Required work: Tally how many lines in the data below include "income", then please reply with only that figure.

Dataset excerpts:

──────────

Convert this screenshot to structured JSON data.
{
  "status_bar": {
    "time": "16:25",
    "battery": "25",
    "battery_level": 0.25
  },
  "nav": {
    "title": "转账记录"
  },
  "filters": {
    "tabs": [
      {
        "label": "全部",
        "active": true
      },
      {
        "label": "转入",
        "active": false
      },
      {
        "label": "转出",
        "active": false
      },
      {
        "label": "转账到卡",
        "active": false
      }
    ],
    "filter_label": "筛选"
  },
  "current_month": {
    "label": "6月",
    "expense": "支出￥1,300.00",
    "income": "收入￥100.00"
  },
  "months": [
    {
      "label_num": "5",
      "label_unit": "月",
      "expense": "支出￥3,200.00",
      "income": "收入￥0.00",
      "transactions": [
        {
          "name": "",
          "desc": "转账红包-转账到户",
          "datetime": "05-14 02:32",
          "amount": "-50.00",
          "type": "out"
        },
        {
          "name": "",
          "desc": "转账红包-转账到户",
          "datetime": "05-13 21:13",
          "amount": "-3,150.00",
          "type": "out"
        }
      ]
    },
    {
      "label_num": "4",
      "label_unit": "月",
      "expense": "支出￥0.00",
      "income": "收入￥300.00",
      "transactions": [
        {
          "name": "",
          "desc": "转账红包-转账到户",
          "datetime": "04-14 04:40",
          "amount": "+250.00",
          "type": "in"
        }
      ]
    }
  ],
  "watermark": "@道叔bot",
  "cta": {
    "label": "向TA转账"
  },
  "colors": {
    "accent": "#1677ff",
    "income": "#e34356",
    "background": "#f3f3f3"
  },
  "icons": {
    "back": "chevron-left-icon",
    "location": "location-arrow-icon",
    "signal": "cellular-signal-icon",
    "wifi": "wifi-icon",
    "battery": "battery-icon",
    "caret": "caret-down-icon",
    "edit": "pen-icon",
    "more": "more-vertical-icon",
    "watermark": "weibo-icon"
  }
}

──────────

Result below: 4